** Opening Source data block **

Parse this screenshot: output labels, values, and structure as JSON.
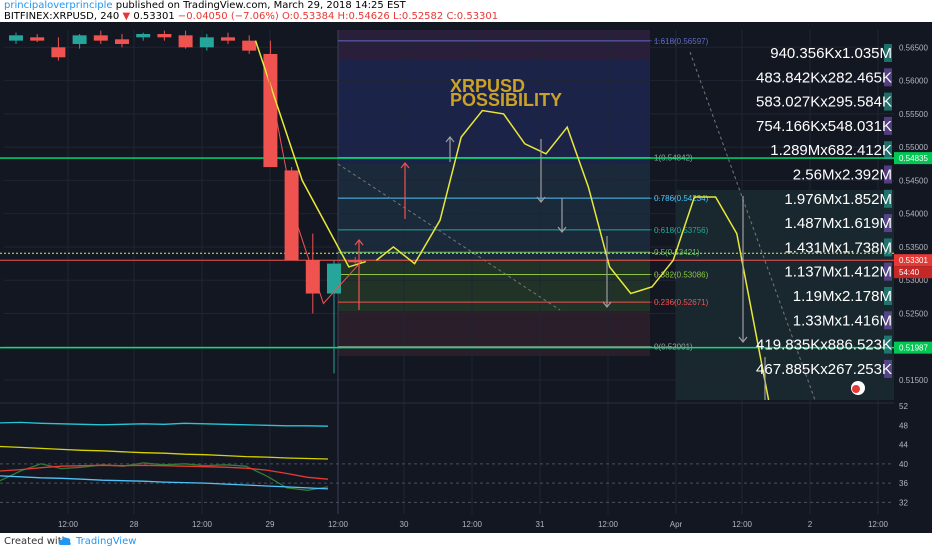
{
  "header": {
    "author": "principaloverprinciple",
    "published": "published on TradingView.com, March 29, 2018 14:25 EST",
    "symbol": "BITFINEX:XRPUSD, 240",
    "last": "0.53301",
    "change": "−0.04050 (−7.06%)",
    "ohlc": "O:0.53384 H:0.54626 L:0.52582 C:0.53301"
  },
  "footer": {
    "created_with": "Created with",
    "brand": "TradingView"
  },
  "annotation": {
    "line1": "XRPUSD",
    "line2": "POSSIBILITY"
  },
  "colors": {
    "up": "#26a69a",
    "down": "#ef5350",
    "projection": "#e8e83a",
    "level": "#00e676",
    "text": "#ffffff",
    "annotation": "#c9a227"
  },
  "chart_data": [
    {
      "type": "candlestick",
      "title": "BITFINEX:XRPUSD, 240",
      "ylim": [
        0.512,
        0.567
      ],
      "y_ticks": [
        "0.56500",
        "0.56000",
        "0.55500",
        "0.55000",
        "0.54500",
        "0.54000",
        "0.53500",
        "0.53000",
        "0.52500",
        "0.52000",
        "0.51500"
      ],
      "x_labels": [
        "12:00",
        "28",
        "12:00",
        "29",
        "12:00",
        "30",
        "12:00",
        "31",
        "12:00",
        "Apr",
        "12:00",
        "2",
        "12:00"
      ],
      "candles": [
        {
          "i": 0,
          "o": 0.566,
          "h": 0.5672,
          "l": 0.5655,
          "c": 0.5668
        },
        {
          "i": 1,
          "o": 0.5665,
          "h": 0.567,
          "l": 0.5658,
          "c": 0.566
        },
        {
          "i": 2,
          "o": 0.565,
          "h": 0.5665,
          "l": 0.563,
          "c": 0.5635
        },
        {
          "i": 3,
          "o": 0.5655,
          "h": 0.567,
          "l": 0.5648,
          "c": 0.5668
        },
        {
          "i": 4,
          "o": 0.5668,
          "h": 0.5675,
          "l": 0.5655,
          "c": 0.566
        },
        {
          "i": 5,
          "o": 0.5662,
          "h": 0.567,
          "l": 0.565,
          "c": 0.5655
        },
        {
          "i": 6,
          "o": 0.5665,
          "h": 0.5672,
          "l": 0.566,
          "c": 0.567
        },
        {
          "i": 7,
          "o": 0.567,
          "h": 0.5675,
          "l": 0.566,
          "c": 0.5665
        },
        {
          "i": 8,
          "o": 0.5668,
          "h": 0.5675,
          "l": 0.5648,
          "c": 0.565
        },
        {
          "i": 9,
          "o": 0.565,
          "h": 0.567,
          "l": 0.5645,
          "c": 0.5665
        },
        {
          "i": 10,
          "o": 0.5665,
          "h": 0.5672,
          "l": 0.5655,
          "c": 0.566
        },
        {
          "i": 11,
          "o": 0.566,
          "h": 0.5668,
          "l": 0.564,
          "c": 0.5645
        },
        {
          "i": 12,
          "o": 0.564,
          "h": 0.566,
          "l": 0.554,
          "c": 0.547
        },
        {
          "i": 13,
          "o": 0.5465,
          "h": 0.547,
          "l": 0.535,
          "c": 0.533
        },
        {
          "i": 14,
          "o": 0.533,
          "h": 0.537,
          "l": 0.525,
          "c": 0.528
        },
        {
          "i": 15,
          "o": 0.528,
          "h": 0.533,
          "l": 0.516,
          "c": 0.5325
        },
        {
          "i": 16,
          "o": 0.533,
          "h": 0.5335,
          "l": 0.5325,
          "c": 0.5328
        }
      ],
      "levels": [
        {
          "price": 0.54835,
          "label": "0.54835",
          "color": "#00e676"
        },
        {
          "price": 0.51987,
          "label": "0.51987",
          "color": "#00e676"
        },
        {
          "price": 0.53301,
          "label": "0.53301",
          "color": "#ef5350"
        }
      ],
      "fibonacci": [
        {
          "ratio": "1.618",
          "price": 0.56597,
          "label": "1.618(0.56597)"
        },
        {
          "ratio": "1",
          "price": 0.54842,
          "label": "1(0.54842)"
        },
        {
          "ratio": "0.786",
          "price": 0.54234,
          "label": "0.786(0.54234)"
        },
        {
          "ratio": "0.618",
          "price": 0.53756,
          "label": "0.618(0.53756)"
        },
        {
          "ratio": "0.5",
          "price": 0.53421,
          "label": "0.5(0.53421)"
        },
        {
          "ratio": "0.382",
          "price": 0.53086,
          "label": "0.382(0.53086)"
        },
        {
          "ratio": "0.236",
          "price": 0.52671,
          "label": "0.236(0.52671)"
        },
        {
          "ratio": "0",
          "price": 0.52001,
          "label": "0(0.52001)"
        }
      ],
      "projection_path": [
        {
          "t": 17.0,
          "p": 0.533
        },
        {
          "t": 17.8,
          "p": 0.535
        },
        {
          "t": 18.8,
          "p": 0.5325
        },
        {
          "t": 20.0,
          "p": 0.539
        },
        {
          "t": 21.0,
          "p": 0.5515
        },
        {
          "t": 22.0,
          "p": 0.5555
        },
        {
          "t": 23.0,
          "p": 0.555
        },
        {
          "t": 24.0,
          "p": 0.5505
        },
        {
          "t": 25.0,
          "p": 0.549
        },
        {
          "t": 26.0,
          "p": 0.553
        },
        {
          "t": 27.0,
          "p": 0.544
        },
        {
          "t": 28.0,
          "p": 0.532
        },
        {
          "t": 29.0,
          "p": 0.528
        },
        {
          "t": 30.0,
          "p": 0.529
        },
        {
          "t": 31.0,
          "p": 0.533
        },
        {
          "t": 32.0,
          "p": 0.5425
        },
        {
          "t": 33.0,
          "p": 0.5425
        },
        {
          "t": 34.0,
          "p": 0.537
        },
        {
          "t": 35.5,
          "p": 0.512
        }
      ],
      "volume_profile": [
        "940.356Kx1.035M",
        "483.842Kx282.465K",
        "583.027Kx295.584K",
        "754.166Kx548.031K",
        "1.289Mx682.412K",
        "2.56Mx2.392M",
        "1.976Mx1.852M",
        "1.487Mx1.619M",
        "1.431Mx1.738M",
        "1.137Mx1.412M",
        "1.19Mx2.178M",
        "1.33Mx1.416M",
        "419.835Kx886.523K",
        "467.885Kx267.253K"
      ],
      "price_badges": [
        "54:40"
      ]
    },
    {
      "type": "line",
      "title": "",
      "ylim": [
        30,
        52
      ],
      "y_ticks": [
        "52",
        "48",
        "44",
        "40",
        "36",
        "32"
      ],
      "series": [
        {
          "color": "#26c6da",
          "values": [
            48.5,
            48.6,
            48.4,
            48.3,
            48.2,
            48.1,
            48.2,
            48.3,
            48.2,
            48.4,
            48.3,
            48.2,
            48.1,
            48.0,
            47.9,
            47.9,
            47.8
          ]
        },
        {
          "color": "#d4d400",
          "values": [
            43.6,
            43.4,
            43.2,
            43.0,
            42.8,
            42.7,
            42.5,
            42.3,
            42.2,
            42.0,
            41.9,
            41.7,
            41.5,
            41.4,
            41.2,
            41.1,
            41.0
          ]
        },
        {
          "color": "#2e7d32",
          "values": [
            36.5,
            38.5,
            40.0,
            39.0,
            39.3,
            39.8,
            39.5,
            40.2,
            39.8,
            40.0,
            39.6,
            39.8,
            39.5,
            37.5,
            35.0,
            34.5,
            35.2
          ]
        },
        {
          "color": "#e53935",
          "values": [
            38.5,
            38.8,
            39.2,
            39.5,
            39.6,
            39.7,
            39.6,
            39.7,
            39.6,
            39.5,
            39.4,
            39.3,
            39.1,
            38.7,
            38.0,
            37.2,
            36.8
          ]
        },
        {
          "color": "#4fc3f7",
          "values": [
            37.5,
            37.3,
            37.1,
            37.0,
            36.8,
            36.6,
            36.5,
            36.4,
            36.2,
            36.1,
            36.0,
            35.8,
            35.6,
            35.4,
            35.2,
            35.0,
            34.8
          ]
        }
      ]
    }
  ]
}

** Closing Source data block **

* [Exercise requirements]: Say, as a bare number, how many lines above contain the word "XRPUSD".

* [Solution]: 3